A recent report commissioned by the Australian Childcare Alliance (ACA), the Early Learning and Care Council of Australia (ELACCA) and Australian Community Children’s Services (ACCS) explores the factors that influence the demand for, and supply of early learning services across Australia.

This independent analysis, prepared by Urban Economics, examines the results of a recent national survey of child care operators, looking at available places, enrolment, performance and key issues influencing individual centres and the sector more broadly.

The report reveals that the net increase in long day care centres in 2017 was roughly 2-3 times the estimated number of new centres needed per annum to meet future demand.   

“If the same growth is to be continued in the coming years, there is likely to be an enormous impact on the viability of all services.” ACA President Paul Mondo said.

“Whilst we know that oversupply is a growing issue in some areas, there are still some locations where demand outstrips supply.
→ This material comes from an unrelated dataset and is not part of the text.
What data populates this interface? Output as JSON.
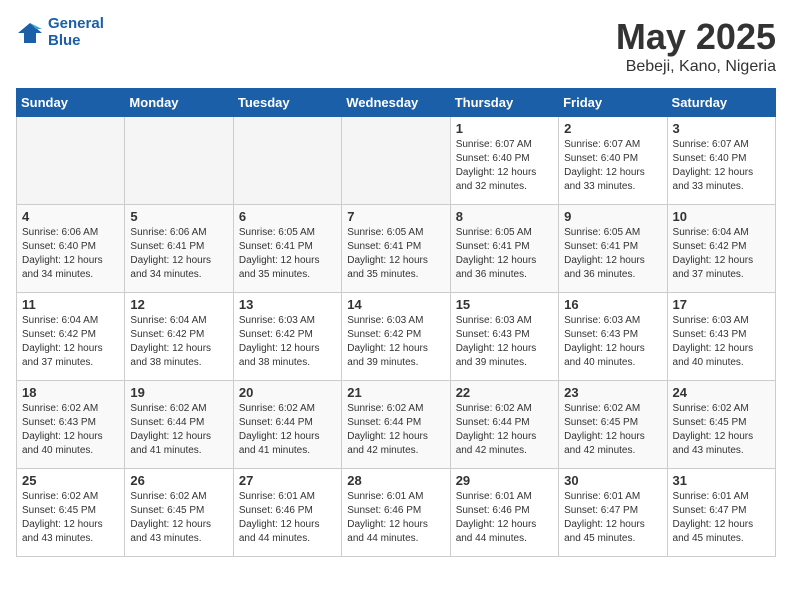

It is important for decision makers to understand how these few communities can be better supported to supply access in that space, be it metropolitan or rural.”

In terms of occupancy rates, the report indicates that while these are diverse across regions, significantly, around 20% of regional and remote centres across all states demonstrated occupancy rates of less than 60%

The report calls attention to that fact that the early learning sector operates under a unique set of circumstances, the result being that increased supply in this sector simply will not bring prices down to increase affordability for families. 

In a typical market scenario, the price of a service would be influenced by both the level of demand and supply and specifically, would be expected to decrease with additional supply. 

However as childcare in Australia is subsidised by the Federal Government and includes a high level of fixed costs (wages, rent and mortgages), prices are relatively inelastic, and typically do not decrease with increased supply and competition. 

In fact, a centre which is substantially underperforming due to a local oversupply situation may increase fees to offset costs, close rooms or in a worst case scenario may cease operation; removing choice and accessibility for the communities in which they locate.

“ACA has been closely monitoring the relationship between low occupancy levels and the oversupply of early learning services in certain geographic areas over the last couple of years.” Mr Mondo said. 

“This report effectively illustrates that increased supply does not bring costs down for families. This is an important issue affecting the affordability of early learning for Australian families, which government intervention could influence.” Mr Mondo said.

“Australia’s Pharmacy Location Rules have proven that government regulation can indeed deliver greater access to services for more Australians. ACA believes that the government also has a role to ensure responsible investment in the early learning sector.” 

The complete report is available here.

“ACA will continue to engage with the Federal Government and State Governments on this important issue, with a view to ensuring a sustainable early learning sector that continues to provide families with affordable high quality early learning services, thus giving Australia’s youngest generation the best start in life.” Mr Mondo concluded.